• [ASSIGNED TASK]:
Exact repetition is required: reproduce every line of the data.

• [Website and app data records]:

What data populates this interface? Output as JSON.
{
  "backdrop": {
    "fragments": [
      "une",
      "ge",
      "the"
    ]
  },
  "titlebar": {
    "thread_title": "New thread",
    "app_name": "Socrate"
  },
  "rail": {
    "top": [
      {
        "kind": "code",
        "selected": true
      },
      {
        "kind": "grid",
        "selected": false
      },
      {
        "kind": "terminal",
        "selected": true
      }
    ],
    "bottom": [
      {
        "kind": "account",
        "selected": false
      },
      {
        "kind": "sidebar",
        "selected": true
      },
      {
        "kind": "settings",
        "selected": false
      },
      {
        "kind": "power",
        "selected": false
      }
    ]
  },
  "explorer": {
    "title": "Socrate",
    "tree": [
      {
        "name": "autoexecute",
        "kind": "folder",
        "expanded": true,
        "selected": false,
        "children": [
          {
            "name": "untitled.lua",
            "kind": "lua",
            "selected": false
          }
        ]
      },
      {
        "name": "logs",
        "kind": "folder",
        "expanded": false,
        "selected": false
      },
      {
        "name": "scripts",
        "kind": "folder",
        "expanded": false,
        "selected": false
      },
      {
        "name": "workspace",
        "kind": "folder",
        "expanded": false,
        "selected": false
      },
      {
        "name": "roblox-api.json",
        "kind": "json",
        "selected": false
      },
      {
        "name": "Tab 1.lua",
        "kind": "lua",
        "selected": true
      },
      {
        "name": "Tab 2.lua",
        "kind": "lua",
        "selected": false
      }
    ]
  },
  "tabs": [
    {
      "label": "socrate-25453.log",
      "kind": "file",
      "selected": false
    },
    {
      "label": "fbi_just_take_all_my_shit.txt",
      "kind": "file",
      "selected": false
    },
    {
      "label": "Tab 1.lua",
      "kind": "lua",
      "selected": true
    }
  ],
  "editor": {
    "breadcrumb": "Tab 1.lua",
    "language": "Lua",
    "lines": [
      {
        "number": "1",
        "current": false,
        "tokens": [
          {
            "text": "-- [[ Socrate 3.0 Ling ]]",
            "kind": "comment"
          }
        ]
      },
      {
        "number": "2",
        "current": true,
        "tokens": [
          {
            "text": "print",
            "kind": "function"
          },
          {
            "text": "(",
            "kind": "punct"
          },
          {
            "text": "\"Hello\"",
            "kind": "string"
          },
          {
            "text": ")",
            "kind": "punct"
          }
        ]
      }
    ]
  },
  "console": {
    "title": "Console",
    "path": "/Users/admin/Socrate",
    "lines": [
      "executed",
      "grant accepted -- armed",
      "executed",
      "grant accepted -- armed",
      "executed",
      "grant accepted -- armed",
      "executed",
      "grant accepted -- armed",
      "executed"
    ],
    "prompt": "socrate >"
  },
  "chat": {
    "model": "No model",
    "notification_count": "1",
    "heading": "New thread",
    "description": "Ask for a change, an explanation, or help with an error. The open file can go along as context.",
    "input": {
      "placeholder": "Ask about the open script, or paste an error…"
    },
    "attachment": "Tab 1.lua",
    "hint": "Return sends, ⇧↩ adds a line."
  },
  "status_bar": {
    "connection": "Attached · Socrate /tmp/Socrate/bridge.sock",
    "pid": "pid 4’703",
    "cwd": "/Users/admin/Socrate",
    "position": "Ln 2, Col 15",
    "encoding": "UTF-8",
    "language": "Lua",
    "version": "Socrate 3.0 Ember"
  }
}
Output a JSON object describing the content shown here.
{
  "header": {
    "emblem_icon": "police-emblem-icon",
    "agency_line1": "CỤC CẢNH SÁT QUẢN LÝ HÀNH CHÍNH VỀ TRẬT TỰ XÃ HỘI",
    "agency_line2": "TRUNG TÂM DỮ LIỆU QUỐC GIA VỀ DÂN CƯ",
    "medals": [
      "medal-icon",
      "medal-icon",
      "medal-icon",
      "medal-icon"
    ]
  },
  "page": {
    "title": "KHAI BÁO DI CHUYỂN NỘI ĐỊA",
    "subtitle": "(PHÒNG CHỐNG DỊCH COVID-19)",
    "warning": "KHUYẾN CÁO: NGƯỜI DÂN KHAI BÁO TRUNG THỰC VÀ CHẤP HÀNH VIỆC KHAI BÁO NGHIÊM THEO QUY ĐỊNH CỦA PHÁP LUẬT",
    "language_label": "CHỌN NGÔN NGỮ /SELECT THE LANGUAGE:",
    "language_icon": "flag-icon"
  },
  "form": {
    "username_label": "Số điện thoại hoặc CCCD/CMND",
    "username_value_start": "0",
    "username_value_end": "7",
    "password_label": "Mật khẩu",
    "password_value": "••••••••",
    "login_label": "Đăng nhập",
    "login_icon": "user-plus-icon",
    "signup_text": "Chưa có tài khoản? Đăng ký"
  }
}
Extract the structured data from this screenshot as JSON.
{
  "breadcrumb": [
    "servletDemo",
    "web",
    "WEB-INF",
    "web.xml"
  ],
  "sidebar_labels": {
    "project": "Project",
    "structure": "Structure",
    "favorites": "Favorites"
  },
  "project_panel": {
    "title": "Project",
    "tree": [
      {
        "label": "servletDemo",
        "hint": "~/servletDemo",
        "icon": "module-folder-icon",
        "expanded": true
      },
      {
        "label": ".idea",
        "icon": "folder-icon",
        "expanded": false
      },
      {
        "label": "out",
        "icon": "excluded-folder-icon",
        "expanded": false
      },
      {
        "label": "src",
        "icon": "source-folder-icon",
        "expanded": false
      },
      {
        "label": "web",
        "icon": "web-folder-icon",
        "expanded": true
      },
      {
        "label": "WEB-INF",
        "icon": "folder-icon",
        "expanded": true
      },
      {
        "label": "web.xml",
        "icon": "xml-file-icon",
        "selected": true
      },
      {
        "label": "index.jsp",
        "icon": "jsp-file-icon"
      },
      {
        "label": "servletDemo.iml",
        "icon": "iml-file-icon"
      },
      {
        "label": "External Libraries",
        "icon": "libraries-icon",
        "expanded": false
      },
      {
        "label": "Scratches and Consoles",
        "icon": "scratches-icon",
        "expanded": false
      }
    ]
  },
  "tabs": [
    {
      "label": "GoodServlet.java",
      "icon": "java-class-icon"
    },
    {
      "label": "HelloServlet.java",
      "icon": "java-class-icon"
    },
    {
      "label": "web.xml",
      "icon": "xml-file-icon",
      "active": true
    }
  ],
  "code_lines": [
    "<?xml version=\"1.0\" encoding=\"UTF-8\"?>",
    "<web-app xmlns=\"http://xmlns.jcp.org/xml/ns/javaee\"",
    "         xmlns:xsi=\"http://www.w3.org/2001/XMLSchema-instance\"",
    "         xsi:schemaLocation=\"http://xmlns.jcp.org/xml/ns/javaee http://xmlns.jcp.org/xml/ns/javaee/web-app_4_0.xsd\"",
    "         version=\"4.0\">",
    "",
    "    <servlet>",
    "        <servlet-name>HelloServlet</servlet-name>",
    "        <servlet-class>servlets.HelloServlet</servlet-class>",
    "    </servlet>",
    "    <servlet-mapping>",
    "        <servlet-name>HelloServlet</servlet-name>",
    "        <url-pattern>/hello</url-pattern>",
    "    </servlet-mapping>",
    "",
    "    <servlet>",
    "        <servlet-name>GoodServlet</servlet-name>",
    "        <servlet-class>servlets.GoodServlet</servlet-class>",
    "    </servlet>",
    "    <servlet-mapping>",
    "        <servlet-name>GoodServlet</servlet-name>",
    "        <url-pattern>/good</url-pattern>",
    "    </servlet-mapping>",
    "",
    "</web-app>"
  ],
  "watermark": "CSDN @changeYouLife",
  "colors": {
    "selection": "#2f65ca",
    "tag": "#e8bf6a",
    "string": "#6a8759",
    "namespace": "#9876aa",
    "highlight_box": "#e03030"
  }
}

• [RESULT OF THIS TASK]:
What data populates this interface? Output as JSON.
{
  "backdrop": {
    "fragments": [
      "une",
      "ge",
      "the"
    ]
  },
  "titlebar": {
    "thread_title": "New thread",
    "app_name": "Socrate"
  },
  "rail": {
    "top": [
      {
        "kind": "code",
        "selected": true
      },
      {
        "kind": "grid",
        "selected": false
      },
      {
        "kind": "terminal",
        "selected": true
      }
    ],
    "bottom": [
      {
        "kind": "account",
        "selected": false
      },
      {
        "kind": "sidebar",
        "selected": true
      },
      {
        "kind": "settings",
        "selected": false
      },
      {
        "kind": "power",
        "selected": false
      }
    ]
  },
  "explorer": {
    "title": "Socrate",
    "tree": [
      {
        "name": "autoexecute",
        "kind": "folder",
        "expanded": true,
        "selected": false,
        "children": [
          {
            "name": "untitled.lua",
            "kind": "lua",
            "selected": false
          }
        ]
      },
      {
        "name": "logs",
        "kind": "folder",
        "expanded": false,
        "selected": false
      },
      {
        "name": "scripts",
        "kind": "folder",
        "expanded": false,
        "selected": false
      },
      {
        "name": "workspace",
        "kind": "folder",
        "expanded": false,
        "selected": false
      },
      {
        "name": "roblox-api.json",
        "kind": "json",
        "selected": false
      },
      {
        "name": "Tab 1.lua",
        "kind": "lua",
        "selected": true
      },
      {
        "name": "Tab 2.lua",
        "kind": "lua",
        "selected": false
      }
    ]
  },
  "tabs": [
    {
      "label": "socrate-25453.log",
      "kind": "file",
      "selected": false
    },
    {
      "label": "fbi_just_take_all_my_shit.txt",
      "kind": "file",
      "selected": false
    },
    {
      "label": "Tab 1.lua",
      "kind": "lua",
      "selected": true
    }
  ],
  "editor": {
    "breadcrumb": "Tab 1.lua",
    "language": "Lua",
    "lines": [
      {
        "number": "1",
        "current": false,
        "tokens": [
          {
            "text": "-- [[ Socrate 3.0 Ling ]]",
            "kind": "comment"
          }
        ]
      },
      {
        "number": "2",
        "current": true,
        "tokens": [
          {
            "text": "print",
            "kind": "function"
          },
          {
            "text": "(",
            "kind": "punct"
          },
          {
            "text": "\"Hello\"",
            "kind": "string"
          },
          {
            "text": ")",
            "kind": "punct"
          }
        ]
      }
    ]
  },
  "console": {
    "title": "Console",
    "path": "/Users/admin/Socrate",
    "lines": [
      "executed",
      "grant accepted -- armed",
      "executed",
      "grant accepted -- armed",
      "executed",
      "grant accepted -- armed",
      "executed",
      "grant accepted -- armed",
      "executed"
    ],
    "prompt": "socrate >"
  },
  "chat": {
    "model": "No model",
    "notification_count": "1",
    "heading": "New thread",
    "description": "Ask for a change, an explanation, or help with an error. The open file can go along as context.",
    "input": {
      "placeholder": "Ask about the open script, or paste an error…"
    },
    "attachment": "Tab 1.lua",
    "hint": "Return sends, ⇧↩ adds a line."
  },
  "status_bar": {
    "connection": "Attached · Socrate /tmp/Socrate/bridge.sock",
    "pid": "pid 4’703",
    "cwd": "/Users/admin/Socrate",
    "position": "Ln 2, Col 15",
    "encoding": "UTF-8",
    "language": "Lua",
    "version": "Socrate 3.0 Ember"
  }
}
Output a JSON object describing the content shown here.
{
  "header": {
    "emblem_icon": "police-emblem-icon",
    "agency_line1": "CỤC CẢNH SÁT QUẢN LÝ HÀNH CHÍNH VỀ TRẬT TỰ XÃ HỘI",
    "agency_line2": "TRUNG TÂM DỮ LIỆU QUỐC GIA VỀ DÂN CƯ",
    "medals": [
      "medal-icon",
      "medal-icon",
      "medal-icon",
      "medal-icon"
    ]
  },
  "page": {
    "title": "KHAI BÁO DI CHUYỂN NỘI ĐỊA",
    "subtitle": "(PHÒNG CHỐNG DỊCH COVID-19)",
    "warning": "KHUYẾN CÁO: NGƯỜI DÂN KHAI BÁO TRUNG THỰC VÀ CHẤP HÀNH VIỆC KHAI BÁO NGHIÊM THEO QUY ĐỊNH CỦA PHÁP LUẬT",
    "language_label": "CHỌN NGÔN NGỮ /SELECT THE LANGUAGE:",
    "language_icon": "flag-icon"
  },
  "form": {
    "username_label": "Số điện thoại hoặc CCCD/CMND",
    "username_value_start": "0",
    "username_value_end": "7",
    "password_label": "Mật khẩu",
    "password_value": "••••••••",
    "login_label": "Đăng nhập",
    "login_icon": "user-plus-icon",
    "signup_text": "Chưa có tài khoản? Đăng ký"
  }
}
Extract the structured data from this screenshot as JSON.
{
  "breadcrumb": [
    "servletDemo",
    "web",
    "WEB-INF",
    "web.xml"
  ],
  "sidebar_labels": {
    "project": "Project",
    "structure": "Structure",
    "favorites": "Favorites"
  },
  "project_panel": {
    "title": "Project",
    "tree": [
      {
        "label": "servletDemo",
        "hint": "~/servletDemo",
        "icon": "module-folder-icon",
        "expanded": true
      },
      {
        "label": ".idea",
        "icon": "folder-icon",
        "expanded": false
      },
      {
        "label": "out",
        "icon": "excluded-folder-icon",
        "expanded": false
      },
      {
        "label": "src",
        "icon": "source-folder-icon",
        "expanded": false
      },
      {
        "label": "web",
        "icon": "web-folder-icon",
        "expanded": true
      },
      {
        "label": "WEB-INF",
        "icon": "folder-icon",
        "expanded": true
      },
      {
        "label": "web.xml",
        "icon": "xml-file-icon",
        "selected": true
      },
      {
        "label": "index.jsp",
        "icon": "jsp-file-icon"
      },
      {
        "label": "servletDemo.iml",
        "icon": "iml-file-icon"
      },
      {
        "label": "External Libraries",
        "icon": "libraries-icon",
        "expanded": false
      },
      {
        "label": "Scratches and Consoles",
        "icon": "scratches-icon",
        "expanded": false
      }
    ]
  },
  "tabs": [
    {
      "label": "GoodServlet.java",
      "icon": "java-class-icon"
    },
    {
      "label": "HelloServlet.java",
      "icon": "java-class-icon"
    },
    {
      "label": "web.xml",
      "icon": "xml-file-icon",
      "active": true
    }
  ],
  "code_lines": [
    "<?xml version=\"1.0\" encoding=\"UTF-8\"?>",
    "<web-app xmlns=\"http://xmlns.jcp.org/xml/ns/javaee\"",
    "         xmlns:xsi=\"http://www.w3.org/2001/XMLSchema-instance\"",
    "         xsi:schemaLocation=\"http://xmlns.jcp.org/xml/ns/javaee http://xmlns.jcp.org/xml/ns/javaee/web-app_4_0.xsd\"",
    "         version=\"4.0\">",
    "",
    "    <servlet>",
    "        <servlet-name>HelloServlet</servlet-name>",
    "        <servlet-class>servlets.HelloServlet</servlet-class>",
    "    </servlet>",
    "    <servlet-mapping>",
    "        <servlet-name>HelloServlet</servlet-name>",
    "        <url-pattern>/hello</url-pattern>",
    "    </servlet-mapping>",
    "",
    "    <servlet>",
    "        <servlet-name>GoodServlet</servlet-name>",
    "        <servlet-class>servlets.GoodServlet</servlet-class>",
    "    </servlet>",
    "    <servlet-mapping>",
    "        <servlet-name>GoodServlet</servlet-name>",
    "        <url-pattern>/good</url-pattern>",
    "    </servlet-mapping>",
    "",
    "</web-app>"
  ],
  "watermark": "CSDN @changeYouLife",
  "colors": {
    "selection": "#2f65ca",
    "tag": "#e8bf6a",
    "string": "#6a8759",
    "namespace": "#9876aa",
    "highlight_box": "#e03030"
  }
}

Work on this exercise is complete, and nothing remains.